DIRECTIONS FOR THIS TASK: Across the listing, how many lines contain "text"? The reply is the number alone.
EXERCISE INPUT START
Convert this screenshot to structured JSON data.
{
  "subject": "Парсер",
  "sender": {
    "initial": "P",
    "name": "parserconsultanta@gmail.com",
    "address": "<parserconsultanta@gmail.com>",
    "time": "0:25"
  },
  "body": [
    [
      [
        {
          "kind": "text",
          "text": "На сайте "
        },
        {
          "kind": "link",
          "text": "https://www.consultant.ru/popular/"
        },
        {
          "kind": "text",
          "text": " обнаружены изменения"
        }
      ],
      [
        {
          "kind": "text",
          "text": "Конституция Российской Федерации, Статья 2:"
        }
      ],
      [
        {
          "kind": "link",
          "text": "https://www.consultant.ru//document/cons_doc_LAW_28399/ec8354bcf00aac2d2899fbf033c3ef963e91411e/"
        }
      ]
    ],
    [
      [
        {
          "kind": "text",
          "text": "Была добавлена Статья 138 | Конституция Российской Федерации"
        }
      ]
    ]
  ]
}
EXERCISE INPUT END
FINAL ANSWER: 10